*The problem*. Find and copy each line of the records where the string "click" shows up.

-- Study material follows --

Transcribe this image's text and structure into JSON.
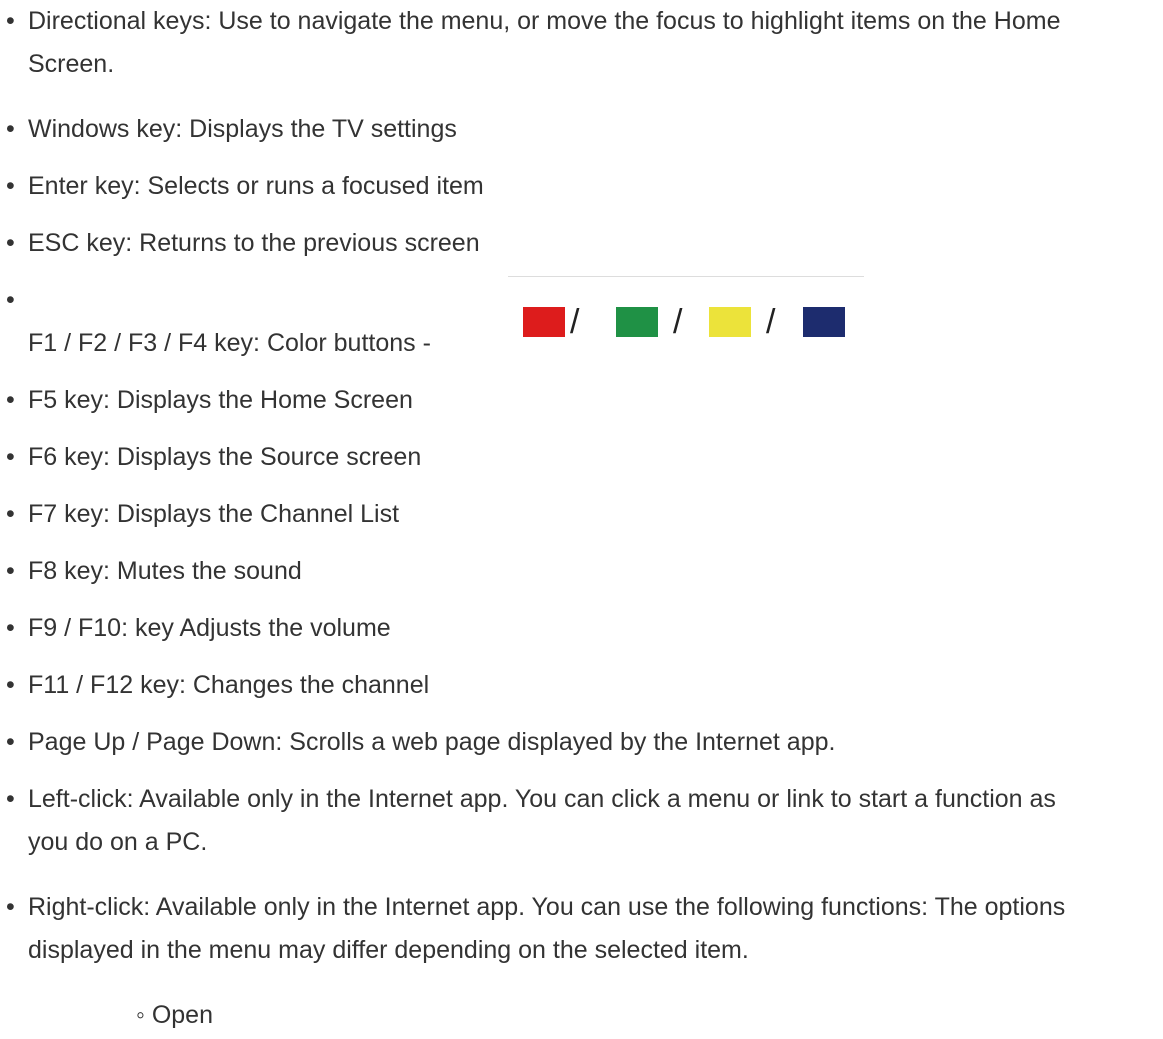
{
  "bullet_symbol": "•",
  "sub_bullet_symbol": "◦",
  "items": [
    {
      "text": "Directional keys: Use to navigate the menu, or move the focus to highlight items on the Home Screen."
    },
    {
      "text": "Windows key: Displays the TV settings"
    },
    {
      "text": "Enter key: Selects or runs a focused item"
    },
    {
      "text": "ESC key: Returns to the previous screen"
    },
    {
      "text": "F1 / F2 / F3 / F4 key: Color buttons -"
    },
    {
      "text": "F5 key: Displays the Home Screen"
    },
    {
      "text": "F6 key: Displays the Source screen"
    },
    {
      "text": "F7 key: Displays the Channel List"
    },
    {
      "text": "F8 key: Mutes the sound"
    },
    {
      "text": "F9 / F10: key Adjusts the volume"
    },
    {
      "text": "F11 / F12 key: Changes the channel"
    },
    {
      "text": "Page Up / Page Down: Scrolls a web page displayed by the Internet app."
    },
    {
      "text": "Left-click: Available only in the Internet app. You can click a menu or link to start a function as you do on a PC."
    },
    {
      "text": "Right-click: Available only in the Internet app. You can use the following functions: The options displayed in the menu may differ depending on the selected item."
    }
  ],
  "color_buttons": {
    "separator": "/",
    "colors": [
      "#dd1c1c",
      "#1f9145",
      "#ece33a",
      "#1d2c6e"
    ],
    "icon_names": [
      "red-button-icon",
      "green-button-icon",
      "yellow-button-icon",
      "blue-button-icon"
    ]
  },
  "sub_items": [
    {
      "text": "Open"
    }
  ]
}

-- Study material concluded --

*Answer to this task*.
      "text": "Left-click: Available only in the Internet app. You can click a menu or link to start a function as you do on a PC."
      "text": "Right-click: Available only in the Internet app. You can use the following functions: The options displayed in the menu may differ depending on the selected item."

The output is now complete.